■ **Exercise objective**
Return each line below holding the string "timestamp".

(Extracted data entries)
Content starts

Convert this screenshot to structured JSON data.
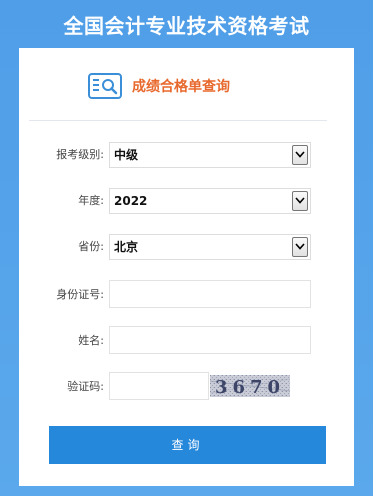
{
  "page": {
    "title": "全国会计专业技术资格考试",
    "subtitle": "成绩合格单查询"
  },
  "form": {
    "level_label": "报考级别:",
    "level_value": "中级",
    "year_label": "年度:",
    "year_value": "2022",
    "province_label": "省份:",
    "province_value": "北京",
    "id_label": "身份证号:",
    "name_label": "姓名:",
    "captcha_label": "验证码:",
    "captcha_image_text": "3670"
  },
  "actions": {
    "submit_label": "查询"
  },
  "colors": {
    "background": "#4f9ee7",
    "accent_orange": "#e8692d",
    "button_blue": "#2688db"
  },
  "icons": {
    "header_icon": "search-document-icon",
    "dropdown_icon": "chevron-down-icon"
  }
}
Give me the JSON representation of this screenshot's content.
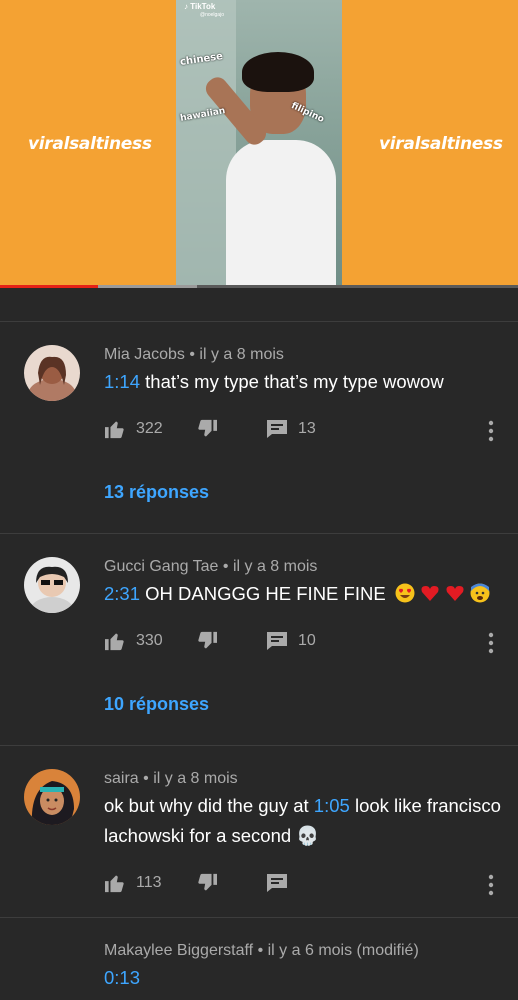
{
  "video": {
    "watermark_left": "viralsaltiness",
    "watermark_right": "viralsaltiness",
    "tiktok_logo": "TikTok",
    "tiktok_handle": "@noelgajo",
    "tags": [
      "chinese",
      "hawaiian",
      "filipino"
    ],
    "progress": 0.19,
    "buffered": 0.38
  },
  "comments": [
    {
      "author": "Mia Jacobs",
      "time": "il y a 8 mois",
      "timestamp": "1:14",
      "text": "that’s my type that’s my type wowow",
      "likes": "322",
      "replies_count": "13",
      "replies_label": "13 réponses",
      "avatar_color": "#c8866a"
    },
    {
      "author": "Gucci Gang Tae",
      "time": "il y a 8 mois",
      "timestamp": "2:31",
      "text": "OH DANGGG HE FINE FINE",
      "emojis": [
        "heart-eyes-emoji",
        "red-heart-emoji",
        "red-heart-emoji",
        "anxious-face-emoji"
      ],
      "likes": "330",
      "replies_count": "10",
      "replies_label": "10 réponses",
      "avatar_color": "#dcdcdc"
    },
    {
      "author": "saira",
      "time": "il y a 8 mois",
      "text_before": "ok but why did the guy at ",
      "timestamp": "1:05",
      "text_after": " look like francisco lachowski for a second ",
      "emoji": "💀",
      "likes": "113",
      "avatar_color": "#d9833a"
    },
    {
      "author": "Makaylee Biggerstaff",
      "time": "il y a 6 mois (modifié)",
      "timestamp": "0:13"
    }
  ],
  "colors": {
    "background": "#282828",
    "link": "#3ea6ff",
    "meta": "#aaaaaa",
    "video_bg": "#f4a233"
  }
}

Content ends

■ **Solution to this problem**
      "timestamp": "1:14",
      "timestamp": "2:31",
      "timestamp": "1:05",
      "timestamp": "0:13"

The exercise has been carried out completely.